Task details:
Please report each line in the material below that includes "Livré".

*** Opening Listed entries ***

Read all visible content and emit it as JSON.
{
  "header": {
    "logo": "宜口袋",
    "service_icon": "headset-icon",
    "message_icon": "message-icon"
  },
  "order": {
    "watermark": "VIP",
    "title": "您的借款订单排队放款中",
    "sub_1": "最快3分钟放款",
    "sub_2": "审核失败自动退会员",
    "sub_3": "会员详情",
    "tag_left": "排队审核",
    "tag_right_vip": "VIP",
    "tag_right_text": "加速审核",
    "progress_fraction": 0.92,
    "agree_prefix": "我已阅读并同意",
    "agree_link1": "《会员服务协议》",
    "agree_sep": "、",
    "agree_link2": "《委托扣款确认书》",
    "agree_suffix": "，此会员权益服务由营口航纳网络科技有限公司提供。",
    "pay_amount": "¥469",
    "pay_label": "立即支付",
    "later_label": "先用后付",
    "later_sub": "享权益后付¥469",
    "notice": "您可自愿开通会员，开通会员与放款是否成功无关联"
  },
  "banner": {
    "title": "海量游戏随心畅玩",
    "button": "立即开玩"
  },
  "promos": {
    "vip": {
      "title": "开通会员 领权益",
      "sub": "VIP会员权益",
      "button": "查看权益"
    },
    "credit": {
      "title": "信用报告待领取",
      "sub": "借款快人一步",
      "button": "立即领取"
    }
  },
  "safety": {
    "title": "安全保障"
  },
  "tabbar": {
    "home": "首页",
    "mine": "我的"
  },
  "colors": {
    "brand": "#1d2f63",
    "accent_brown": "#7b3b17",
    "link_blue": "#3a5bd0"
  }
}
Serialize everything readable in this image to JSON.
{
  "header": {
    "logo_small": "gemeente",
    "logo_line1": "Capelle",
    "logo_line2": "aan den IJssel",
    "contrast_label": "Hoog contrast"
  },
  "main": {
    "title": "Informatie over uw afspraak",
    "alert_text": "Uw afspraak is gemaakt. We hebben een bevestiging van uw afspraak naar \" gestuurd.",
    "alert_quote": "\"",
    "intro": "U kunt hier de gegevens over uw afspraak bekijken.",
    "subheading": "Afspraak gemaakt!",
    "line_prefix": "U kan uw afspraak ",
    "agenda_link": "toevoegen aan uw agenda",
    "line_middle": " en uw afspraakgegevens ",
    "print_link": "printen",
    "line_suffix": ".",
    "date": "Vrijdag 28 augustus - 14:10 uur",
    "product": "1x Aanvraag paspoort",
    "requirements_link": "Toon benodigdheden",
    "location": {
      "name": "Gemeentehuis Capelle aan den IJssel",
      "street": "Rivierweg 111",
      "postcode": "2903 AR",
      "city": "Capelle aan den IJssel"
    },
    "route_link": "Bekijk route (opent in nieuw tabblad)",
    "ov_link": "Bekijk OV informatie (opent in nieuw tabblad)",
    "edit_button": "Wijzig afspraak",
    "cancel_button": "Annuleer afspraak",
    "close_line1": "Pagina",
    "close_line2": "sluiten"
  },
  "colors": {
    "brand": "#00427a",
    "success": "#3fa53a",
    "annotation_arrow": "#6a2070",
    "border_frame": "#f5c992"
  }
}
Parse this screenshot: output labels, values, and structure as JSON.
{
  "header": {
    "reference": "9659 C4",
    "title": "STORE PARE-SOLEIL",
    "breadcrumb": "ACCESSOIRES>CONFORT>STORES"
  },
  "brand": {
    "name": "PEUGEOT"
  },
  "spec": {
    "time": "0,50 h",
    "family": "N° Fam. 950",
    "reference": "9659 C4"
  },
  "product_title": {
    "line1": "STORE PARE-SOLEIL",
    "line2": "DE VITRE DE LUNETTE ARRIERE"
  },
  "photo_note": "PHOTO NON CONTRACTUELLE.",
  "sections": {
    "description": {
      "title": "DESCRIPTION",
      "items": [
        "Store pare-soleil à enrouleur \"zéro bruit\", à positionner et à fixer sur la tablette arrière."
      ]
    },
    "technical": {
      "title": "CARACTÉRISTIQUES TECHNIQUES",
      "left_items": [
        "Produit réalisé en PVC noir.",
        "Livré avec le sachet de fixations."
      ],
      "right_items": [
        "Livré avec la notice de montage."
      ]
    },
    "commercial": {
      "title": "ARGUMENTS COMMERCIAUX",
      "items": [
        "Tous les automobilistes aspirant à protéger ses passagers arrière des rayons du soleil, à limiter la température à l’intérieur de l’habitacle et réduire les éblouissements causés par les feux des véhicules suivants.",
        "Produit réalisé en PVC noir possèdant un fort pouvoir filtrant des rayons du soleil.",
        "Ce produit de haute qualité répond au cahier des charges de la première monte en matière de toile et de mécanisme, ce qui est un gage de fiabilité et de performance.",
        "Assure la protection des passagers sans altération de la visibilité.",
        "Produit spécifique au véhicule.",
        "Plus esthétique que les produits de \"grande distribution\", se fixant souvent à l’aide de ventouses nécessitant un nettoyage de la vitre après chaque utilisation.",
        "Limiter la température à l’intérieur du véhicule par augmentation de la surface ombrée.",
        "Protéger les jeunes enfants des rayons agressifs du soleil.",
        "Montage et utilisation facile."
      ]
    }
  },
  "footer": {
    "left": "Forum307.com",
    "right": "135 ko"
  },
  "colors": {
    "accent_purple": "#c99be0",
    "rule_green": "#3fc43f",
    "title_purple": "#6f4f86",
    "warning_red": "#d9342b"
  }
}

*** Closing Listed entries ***

Result of this exercise:
        "Livré avec le sachet de fixations."
        "Livré avec la notice de montage."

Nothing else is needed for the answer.